▸ **EXERCISE GOAL**: Search the entries below for the word "AEON" and copy each line that has it.
● ● ●
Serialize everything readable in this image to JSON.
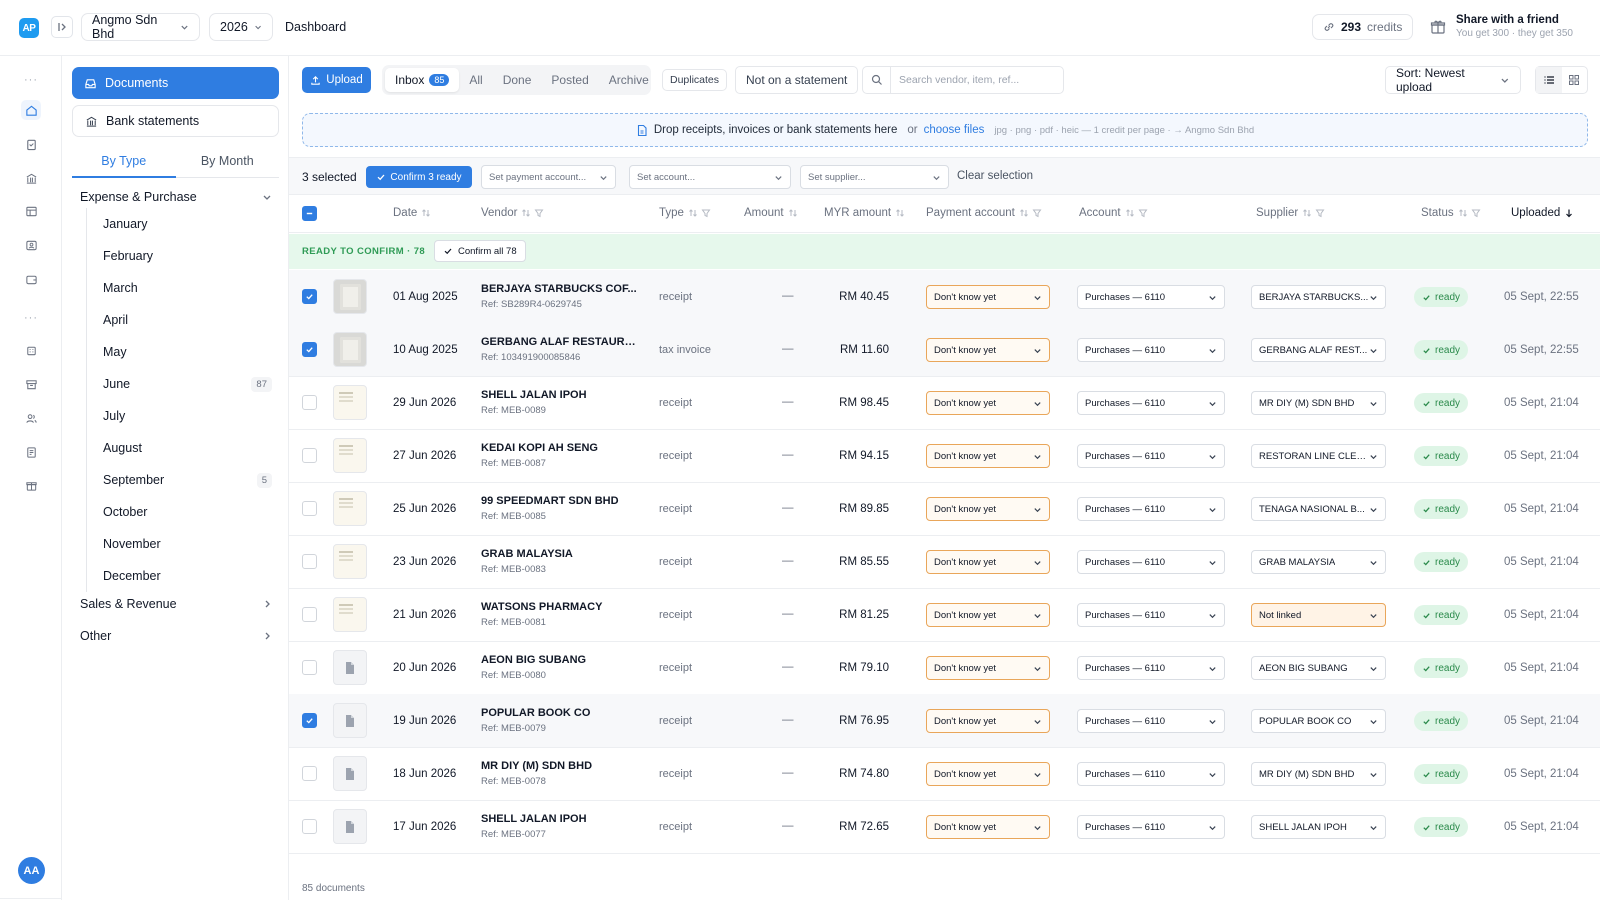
{
  "topbar": {
    "logo": "AP",
    "company": "Angmo Sdn Bhd",
    "year": "2026",
    "breadcrumb": "Dashboard",
    "credits_count": "293",
    "credits_label": "credits",
    "share_title": "Share with a friend",
    "share_sub": "You get 300 · they get 350"
  },
  "user": {
    "initials": "AA"
  },
  "sidebar": {
    "documents": "Documents",
    "bank_statements": "Bank statements",
    "tabs": [
      "By Type",
      "By Month"
    ],
    "group_expense": "Expense & Purchase",
    "months": [
      {
        "name": "January",
        "count": ""
      },
      {
        "name": "February",
        "count": ""
      },
      {
        "name": "March",
        "count": ""
      },
      {
        "name": "April",
        "count": ""
      },
      {
        "name": "May",
        "count": ""
      },
      {
        "name": "June",
        "count": "87"
      },
      {
        "name": "July",
        "count": ""
      },
      {
        "name": "August",
        "count": ""
      },
      {
        "name": "September",
        "count": "5"
      },
      {
        "name": "October",
        "count": ""
      },
      {
        "name": "November",
        "count": ""
      },
      {
        "name": "December",
        "count": ""
      }
    ],
    "group_sales": "Sales & Revenue",
    "group_other": "Other"
  },
  "toolbar": {
    "upload": "Upload",
    "tabs": [
      "Inbox",
      "All",
      "Done",
      "Posted",
      "Archive"
    ],
    "inbox_count": "85",
    "duplicates": "Duplicates",
    "not_on_statement": "Not on a statement",
    "search_placeholder": "Search vendor, item, ref...",
    "sort": "Sort: Newest upload"
  },
  "dropzone": {
    "text": "Drop receipts, invoices or bank statements here",
    "or": "or",
    "link": "choose files",
    "hint": "jpg · png · pdf · heic — 1 credit per page · → Angmo Sdn Bhd"
  },
  "selection": {
    "count_label": "3 selected",
    "confirm": "Confirm 3 ready",
    "payment_placeholder": "Set payment account...",
    "account_placeholder": "Set account...",
    "supplier_placeholder": "Set supplier...",
    "clear": "Clear selection"
  },
  "table": {
    "headers": {
      "date": "Date",
      "vendor": "Vendor",
      "type": "Type",
      "amount": "Amount",
      "myr": "MYR amount",
      "payment": "Payment account",
      "account": "Account",
      "supplier": "Supplier",
      "status": "Status",
      "uploaded": "Uploaded"
    },
    "ready_label": "READY TO CONFIRM · 78",
    "confirm_all": "Confirm all 78",
    "rows": [
      {
        "checked": true,
        "thumb": "photo",
        "date": "01 Aug 2025",
        "vendor": "BERJAYA STARBUCKS COF...",
        "ref": "Ref: SB289R4-0629745",
        "type": "receipt",
        "amount": "—",
        "myr": "RM 40.45",
        "payment": "Don't know yet",
        "account": "Purchases — 6110",
        "supplier": "BERJAYA STARBUCKS...",
        "supplier_warn": false,
        "status": "ready",
        "uploaded": "05 Sept, 22:55"
      },
      {
        "checked": true,
        "thumb": "photo",
        "date": "10 Aug 2025",
        "vendor": "GERBANG ALAF RESTAURA...",
        "ref": "Ref: 103491900085846",
        "type": "tax invoice",
        "amount": "—",
        "myr": "RM 11.60",
        "payment": "Don't know yet",
        "account": "Purchases — 6110",
        "supplier": "GERBANG ALAF REST...",
        "supplier_warn": false,
        "status": "ready",
        "uploaded": "05 Sept, 22:55"
      },
      {
        "checked": false,
        "thumb": "doc",
        "date": "29 Jun 2026",
        "vendor": "SHELL JALAN IPOH",
        "ref": "Ref: MEB-0089",
        "type": "receipt",
        "amount": "—",
        "myr": "RM 98.45",
        "payment": "Don't know yet",
        "account": "Purchases — 6110",
        "supplier": "MR DIY (M) SDN BHD",
        "supplier_warn": false,
        "status": "ready",
        "uploaded": "05 Sept, 21:04"
      },
      {
        "checked": false,
        "thumb": "doc",
        "date": "27 Jun 2026",
        "vendor": "KEDAI KOPI AH SENG",
        "ref": "Ref: MEB-0087",
        "type": "receipt",
        "amount": "—",
        "myr": "RM 94.15",
        "payment": "Don't know yet",
        "account": "Purchases — 6110",
        "supplier": "RESTORAN LINE CLEAR",
        "supplier_warn": false,
        "status": "ready",
        "uploaded": "05 Sept, 21:04"
      },
      {
        "checked": false,
        "thumb": "doc",
        "date": "25 Jun 2026",
        "vendor": "99 SPEEDMART SDN BHD",
        "ref": "Ref: MEB-0085",
        "type": "receipt",
        "amount": "—",
        "myr": "RM 89.85",
        "payment": "Don't know yet",
        "account": "Purchases — 6110",
        "supplier": "TENAGA NASIONAL B...",
        "supplier_warn": false,
        "status": "ready",
        "uploaded": "05 Sept, 21:04"
      },
      {
        "checked": false,
        "thumb": "doc",
        "date": "23 Jun 2026",
        "vendor": "GRAB MALAYSIA",
        "ref": "Ref: MEB-0083",
        "type": "receipt",
        "amount": "—",
        "myr": "RM 85.55",
        "payment": "Don't know yet",
        "account": "Purchases — 6110",
        "supplier": "GRAB MALAYSIA",
        "supplier_warn": false,
        "status": "ready",
        "uploaded": "05 Sept, 21:04"
      },
      {
        "checked": false,
        "thumb": "doc",
        "date": "21 Jun 2026",
        "vendor": "WATSONS PHARMACY",
        "ref": "Ref: MEB-0081",
        "type": "receipt",
        "amount": "—",
        "myr": "RM 81.25",
        "payment": "Don't know yet",
        "account": "Purchases — 6110",
        "supplier": "Not linked",
        "supplier_warn": true,
        "status": "ready",
        "uploaded": "05 Sept, 21:04"
      },
      {
        "checked": false,
        "thumb": "file",
        "date": "20 Jun 2026",
        "vendor": "AEON BIG SUBANG",
        "ref": "Ref: MEB-0080",
        "type": "receipt",
        "amount": "—",
        "myr": "RM 79.10",
        "payment": "Don't know yet",
        "account": "Purchases — 6110",
        "supplier": "AEON BIG SUBANG",
        "supplier_warn": false,
        "status": "ready",
        "uploaded": "05 Sept, 21:04"
      },
      {
        "checked": true,
        "thumb": "file",
        "date": "19 Jun 2026",
        "vendor": "POPULAR BOOK CO",
        "ref": "Ref: MEB-0079",
        "type": "receipt",
        "amount": "—",
        "myr": "RM 76.95",
        "payment": "Don't know yet",
        "account": "Purchases — 6110",
        "supplier": "POPULAR BOOK CO",
        "supplier_warn": false,
        "status": "ready",
        "uploaded": "05 Sept, 21:04"
      },
      {
        "checked": false,
        "thumb": "file",
        "date": "18 Jun 2026",
        "vendor": "MR DIY (M) SDN BHD",
        "ref": "Ref: MEB-0078",
        "type": "receipt",
        "amount": "—",
        "myr": "RM 74.80",
        "payment": "Don't know yet",
        "account": "Purchases — 6110",
        "supplier": "MR DIY (M) SDN BHD",
        "supplier_warn": false,
        "status": "ready",
        "uploaded": "05 Sept, 21:04"
      },
      {
        "checked": false,
        "thumb": "file",
        "date": "17 Jun 2026",
        "vendor": "SHELL JALAN IPOH",
        "ref": "Ref: MEB-0077",
        "type": "receipt",
        "amount": "—",
        "myr": "RM 72.65",
        "payment": "Don't know yet",
        "account": "Purchases — 6110",
        "supplier": "SHELL JALAN IPOH",
        "supplier_warn": false,
        "status": "ready",
        "uploaded": "05 Sept, 21:04"
      }
    ],
    "footer": "85 documents"
  },
  "colors": {
    "accent": "#2f7de1",
    "ready_bg": "#e6f8ec",
    "ready_text": "#2f9b56",
    "warn_border": "#e9a65a"
  }
}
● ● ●
▸ **TASK RESULT**:
        "vendor": "AEON BIG SUBANG",
        "supplier": "AEON BIG SUBANG",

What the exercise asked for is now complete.